Exercise objective:
Please tally the lines below that contain the string "title" and reply with that figure only.

Excerpts from a dataset
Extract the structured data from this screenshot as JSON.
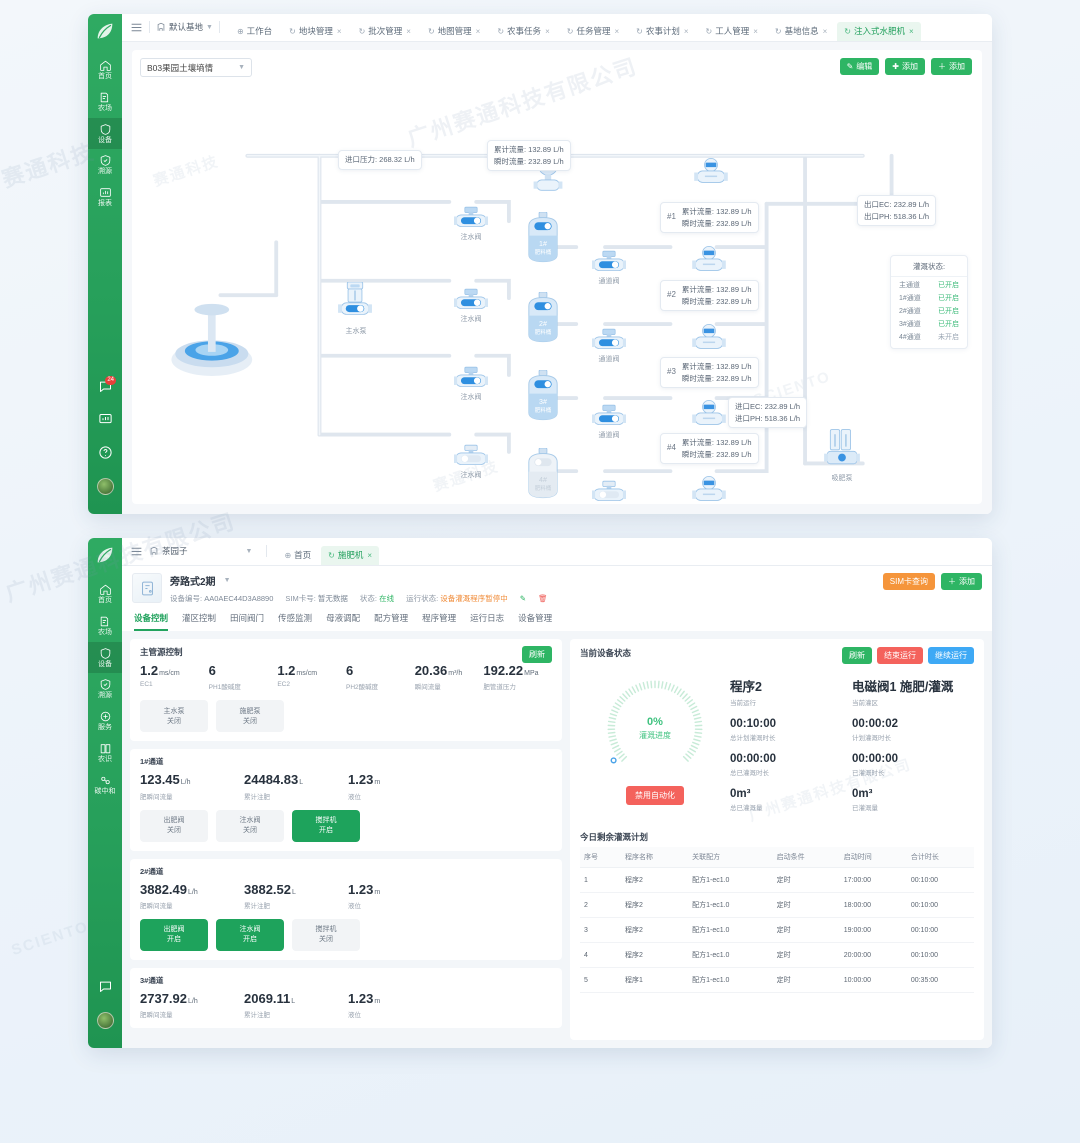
{
  "colors": {
    "brand": "#22a35e",
    "green": "#2eb564",
    "orange": "#f5953b",
    "red": "#f4625c",
    "blue": "#3ea9f5",
    "on": "#3cbb79"
  },
  "watermarks": {
    "w1": "广州赛通科技有限公司",
    "w2": "SCIENTO",
    "w3": "赛通科技"
  },
  "sidebar": {
    "items": [
      {
        "label": "首页",
        "icon": "home-icon",
        "active": false
      },
      {
        "label": "农场",
        "icon": "farm-icon",
        "active": false
      },
      {
        "label": "设备",
        "icon": "device-icon",
        "active": true
      },
      {
        "label": "溯源",
        "icon": "trace-icon",
        "active": false
      },
      {
        "label": "报表",
        "icon": "report-icon",
        "active": false
      }
    ],
    "items_bottom": [
      {
        "label": "首页",
        "icon": "home-icon",
        "active": false
      },
      {
        "label": "农场",
        "icon": "farm-icon",
        "active": false
      },
      {
        "label": "设备",
        "icon": "device-icon",
        "active": true
      },
      {
        "label": "溯源",
        "icon": "trace-icon",
        "active": false
      },
      {
        "label": "服务",
        "icon": "service-icon",
        "active": false
      },
      {
        "label": "农识",
        "icon": "knowledge-icon",
        "active": false
      },
      {
        "label": "碳中和",
        "icon": "carbon-icon",
        "active": false
      }
    ],
    "chat_badge": "24"
  },
  "top_window": {
    "topbar": {
      "base_name": "默认基地",
      "tabs": [
        {
          "label": "工作台",
          "closable": false,
          "active": false
        },
        {
          "label": "地块管理",
          "closable": true,
          "active": false
        },
        {
          "label": "批次管理",
          "closable": true,
          "active": false
        },
        {
          "label": "地图管理",
          "closable": true,
          "active": false
        },
        {
          "label": "农事任务",
          "closable": true,
          "active": false
        },
        {
          "label": "任务管理",
          "closable": true,
          "active": false
        },
        {
          "label": "农事计划",
          "closable": true,
          "active": false
        },
        {
          "label": "工人管理",
          "closable": true,
          "active": false
        },
        {
          "label": "基地信息",
          "closable": true,
          "active": false
        },
        {
          "label": "注入式水肥机",
          "closable": true,
          "active": true
        }
      ]
    },
    "selector": {
      "value": "B03果园土壤墒情"
    },
    "actions": [
      {
        "label": "编辑",
        "icon": "pencil-icon",
        "style": "green"
      },
      {
        "label": "添加",
        "icon": "plus-circle-icon",
        "style": "green"
      },
      {
        "label": "添加",
        "icon": "plus-icon",
        "style": "green"
      }
    ],
    "bubbles": {
      "inlet_pressure": "进口压力: 268.32 L/h",
      "main_flow": {
        "line1": "累计流量: 132.89 L/h",
        "line2": "瞬时流量: 232.89 L/h"
      },
      "outlet_ec": "出口EC: 232.89 L/h",
      "outlet_ph": "出口PH: 518.36 L/h",
      "inlet_ec": "进口EC: 232.89 L/h",
      "inlet_ph": "进口PH: 518.36 L/h",
      "channels": [
        {
          "idx": "#1",
          "line1": "累计流量: 132.89 L/h",
          "line2": "瞬时流量: 232.89 L/h"
        },
        {
          "idx": "#2",
          "line1": "累计流量: 132.89 L/h",
          "line2": "瞬时流量: 232.89 L/h"
        },
        {
          "idx": "#3",
          "line1": "累计流量: 132.89 L/h",
          "line2": "瞬时流量: 232.89 L/h"
        },
        {
          "idx": "#4",
          "line1": "累计流量: 132.89 L/h",
          "line2": "瞬时流量: 232.89 L/h"
        }
      ]
    },
    "node_labels": {
      "main_pump": "主水泵",
      "suck_pump": "吸肥泵",
      "inject_valve": "注水阀",
      "channel_valve": "通道阀",
      "tanks": [
        "1#肥料桶",
        "2#肥料桶",
        "3#肥料桶",
        "4#肥料桶"
      ]
    },
    "status_card": {
      "title": "灌溉状态:",
      "rows": [
        {
          "name": "主通道",
          "value": "已开启",
          "on": true
        },
        {
          "name": "1#通道",
          "value": "已开启",
          "on": true
        },
        {
          "name": "2#通道",
          "value": "已开启",
          "on": true
        },
        {
          "name": "3#通道",
          "value": "已开启",
          "on": true
        },
        {
          "name": "4#通道",
          "value": "未开启",
          "on": false
        }
      ]
    }
  },
  "bottom_window": {
    "topbar": {
      "base_name": "茶园子",
      "tabs": [
        {
          "label": "首页",
          "closable": false,
          "active": false
        },
        {
          "label": "施肥机",
          "closable": true,
          "active": true
        }
      ]
    },
    "device": {
      "name": "旁路式2期",
      "fields": [
        {
          "key": "设备编号:",
          "value": "AA0AEC44D3A8890",
          "style": "normal"
        },
        {
          "key": "SIM卡号:",
          "value": "暂无数据",
          "style": "normal"
        },
        {
          "key": "状态:",
          "value": "在线",
          "style": "on"
        },
        {
          "key": "运行状态:",
          "value": "设备灌溉程序暂停中",
          "style": "warn"
        }
      ],
      "actions": [
        {
          "label": "SIM卡查询",
          "style": "orange"
        },
        {
          "label": "添加",
          "icon": "plus-icon",
          "style": "green"
        }
      ]
    },
    "subtabs": [
      {
        "label": "设备控制",
        "active": true
      },
      {
        "label": "灌区控制",
        "active": false
      },
      {
        "label": "田间阀门",
        "active": false
      },
      {
        "label": "传感监测",
        "active": false
      },
      {
        "label": "母液调配",
        "active": false
      },
      {
        "label": "配方管理",
        "active": false
      },
      {
        "label": "程序管理",
        "active": false
      },
      {
        "label": "运行日志",
        "active": false
      },
      {
        "label": "设备管理",
        "active": false
      }
    ],
    "main_card": {
      "title": "主管源控制",
      "refresh_label": "刷新",
      "metrics": [
        {
          "value": "1.2",
          "unit": "ms/cm",
          "label": "EC1"
        },
        {
          "value": "6",
          "unit": "",
          "label": "PH1酸碱度"
        },
        {
          "value": "1.2",
          "unit": "ms/cm",
          "label": "EC2"
        },
        {
          "value": "6",
          "unit": "",
          "label": "PH2酸碱度"
        },
        {
          "value": "20.36",
          "unit": "m³/h",
          "label": "瞬间流量"
        },
        {
          "value": "192.22",
          "unit": "MPa",
          "label": "肥管道压力"
        }
      ],
      "controls": [
        {
          "name": "主水泵",
          "state": "关闭",
          "on": false
        },
        {
          "name": "施肥泵",
          "state": "关闭",
          "on": false
        }
      ]
    },
    "channels": [
      {
        "title": "1#通道",
        "metrics": [
          {
            "value": "123.45",
            "unit": "L/h",
            "label": "肥瞬间流量"
          },
          {
            "value": "24484.83",
            "unit": "L",
            "label": "累计注肥"
          },
          {
            "value": "1.23",
            "unit": "m",
            "label": "液位"
          }
        ],
        "controls": [
          {
            "name": "出肥阀",
            "state": "关闭",
            "on": false
          },
          {
            "name": "注水阀",
            "state": "关闭",
            "on": false
          },
          {
            "name": "搅拌机",
            "state": "开启",
            "on": true
          }
        ]
      },
      {
        "title": "2#通道",
        "metrics": [
          {
            "value": "3882.49",
            "unit": "L/h",
            "label": "肥瞬间流量"
          },
          {
            "value": "3882.52",
            "unit": "L",
            "label": "累计注肥"
          },
          {
            "value": "1.23",
            "unit": "m",
            "label": "液位"
          }
        ],
        "controls": [
          {
            "name": "出肥阀",
            "state": "开启",
            "on": true
          },
          {
            "name": "注水阀",
            "state": "开启",
            "on": true
          },
          {
            "name": "搅拌机",
            "state": "关闭",
            "on": false
          }
        ]
      },
      {
        "title": "3#通道",
        "metrics": [
          {
            "value": "2737.92",
            "unit": "L/h",
            "label": "肥瞬间流量"
          },
          {
            "value": "2069.11",
            "unit": "L",
            "label": "累计注肥"
          },
          {
            "value": "1.23",
            "unit": "m",
            "label": "液位"
          }
        ],
        "controls": []
      }
    ],
    "status_panel": {
      "title": "当前设备状态",
      "actions": [
        {
          "label": "刷新",
          "style": "green"
        },
        {
          "label": "结束运行",
          "style": "red"
        },
        {
          "label": "继续运行",
          "style": "blue"
        }
      ],
      "gauge": {
        "percent": "0%",
        "label": "灌溉进度",
        "value": 0
      },
      "automation_btn": "禁用自动化",
      "col_left": [
        {
          "value": "程序2",
          "label": "当前运行",
          "big": true
        },
        {
          "value": "00:10:00",
          "label": "总计划灌溉时长"
        },
        {
          "value": "00:00:00",
          "label": "总已灌溉时长"
        },
        {
          "value": "0m³",
          "label": "总已灌溉量"
        }
      ],
      "col_right": [
        {
          "value": "电磁阀1 施肥/灌溉",
          "label": "当前灌区",
          "big": true
        },
        {
          "value": "00:00:02",
          "label": "计划灌溉时长"
        },
        {
          "value": "00:00:00",
          "label": "已灌溉时长"
        },
        {
          "value": "0m³",
          "label": "已灌溉量"
        }
      ]
    },
    "plan": {
      "title": "今日剩余灌溉计划",
      "columns": [
        "序号",
        "程序名称",
        "关联配方",
        "启动条件",
        "启动时间",
        "合计时长"
      ],
      "rows": [
        [
          "1",
          "程序2",
          "配方1-ec1.0",
          "定时",
          "17:00:00",
          "00:10:00"
        ],
        [
          "2",
          "程序2",
          "配方1-ec1.0",
          "定时",
          "18:00:00",
          "00:10:00"
        ],
        [
          "3",
          "程序2",
          "配方1-ec1.0",
          "定时",
          "19:00:00",
          "00:10:00"
        ],
        [
          "4",
          "程序2",
          "配方1-ec1.0",
          "定时",
          "20:00:00",
          "00:10:00"
        ],
        [
          "5",
          "程序1",
          "配方1-ec1.0",
          "定时",
          "10:00:00",
          "00:35:00"
        ]
      ]
    }
  }
}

Task output:
7